Ten things I can do.
We all know how perilous the situation of our planet is right now. And it’s tempting to pull the blinkers on, pull the bedcovers over our head and ignore the issues that challenge us all. But our young people are leading the way in tearing our blinkers off, while reminding us that there are things we can do. So here is a list of ten things I can do to make a difference. And I do most of them, most of the time, so that they form part of my daily routine to which I now give little thought.
As a general rule, changing the way we do things can take between six months and two years to embed itself, especially as the conditioning we receive when young tends to stick around: It’s hard to change the way we do things unless we can see an immediate reason to do so, and standing at the sink brushing my teeth, there seems to be no obvious reason why I should change the habits of a life-time.

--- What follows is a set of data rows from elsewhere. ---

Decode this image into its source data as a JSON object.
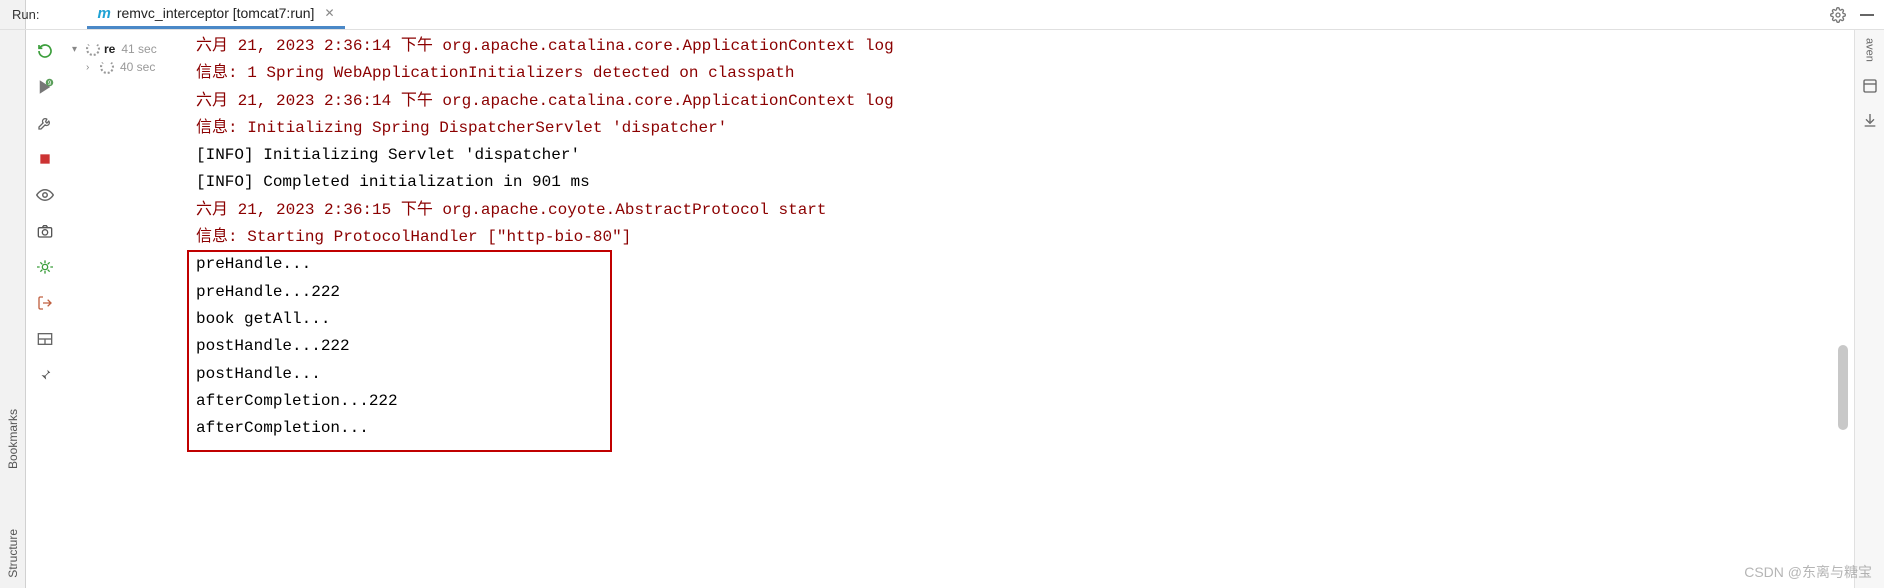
{
  "header": {
    "run_label": "Run:",
    "tab_label": "remvc_interceptor [tomcat7:run]"
  },
  "left_tabs": {
    "bookmarks": "Bookmarks",
    "structure": "Structure"
  },
  "right_tabs": {
    "maven": "aven"
  },
  "tree": {
    "root_name": "re",
    "root_time": "41 sec",
    "child_time": "40 sec"
  },
  "console_lines": [
    {
      "cls": "red",
      "text": "六月 21, 2023 2:36:14 下午 org.apache.catalina.core.ApplicationContext log"
    },
    {
      "cls": "red",
      "text": "信息: 1 Spring WebApplicationInitializers detected on classpath"
    },
    {
      "cls": "red",
      "text": "六月 21, 2023 2:36:14 下午 org.apache.catalina.core.ApplicationContext log"
    },
    {
      "cls": "red",
      "text": "信息: Initializing Spring DispatcherServlet 'dispatcher'"
    },
    {
      "cls": "blk",
      "text": "[INFO] Initializing Servlet 'dispatcher'"
    },
    {
      "cls": "blk",
      "text": "[INFO] Completed initialization in 901 ms"
    },
    {
      "cls": "red",
      "text": "六月 21, 2023 2:36:15 下午 org.apache.coyote.AbstractProtocol start"
    },
    {
      "cls": "red",
      "text": "信息: Starting ProtocolHandler [\"http-bio-80\"]"
    },
    {
      "cls": "blk",
      "text": "preHandle..."
    },
    {
      "cls": "blk",
      "text": "preHandle...222"
    },
    {
      "cls": "blk",
      "text": "book getAll..."
    },
    {
      "cls": "blk",
      "text": "postHandle...222"
    },
    {
      "cls": "blk",
      "text": "postHandle..."
    },
    {
      "cls": "blk",
      "text": "afterCompletion...222"
    },
    {
      "cls": "blk",
      "text": "afterCompletion..."
    }
  ],
  "watermark": "CSDN @东离与糖宝"
}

But we can and we do, because the things we can do, make a difference.
Water is infinite. It circulates around our planet endlessly, solid, liquid and gas. So, living in a northern, dampish climate, it can be challenging to notice the need for care.
Fresh water is precious and – to put it bluntly – I have never felt comfortable using drinking water to flush the toilet! That seems like a ridiculous laziness that sooner or later must end; until I can afford to install grey-water systems, or until I can convert my usage to a composting toilet, meantime I prioritise my use of water, without skimping on hygiene standards. And there are some really simple things we can all do to use less fresh water.
~ Put the plug in.
In the kitchen, before preparing a cooked meal, put the plug in the sink and add a small amount of water and detergent. Rinse hands and dishes as you cook. Putting in the plug helps to keep hands and surfaces clean while I cook, saves water and switching taps on and off. Since I use an ecological detergent, there is less need to rinse dishes after washing them: If the fishes don’t have the choice to get away from my suds, why should I? The solution seems to be to make fewer suds…
In the bathroom I put the plug in while washing and brushing. I turn off the tap while brushing my teeth – in fact, I use hardly any water now, when brushing. I don’t rinse after brushing either, which helps to keep the fluoride in my toothpaste working for longer. Also – I confess – I no longer spit in the sink, as this then needs to be rinsed away, but I spit into the toilet bowl, which is nearby. I figure, at some point I will flush anyway… There are lots of ways that we can stop needlessly wasting fresh water. Experiment with some and see what suits you best.
(To be continued.)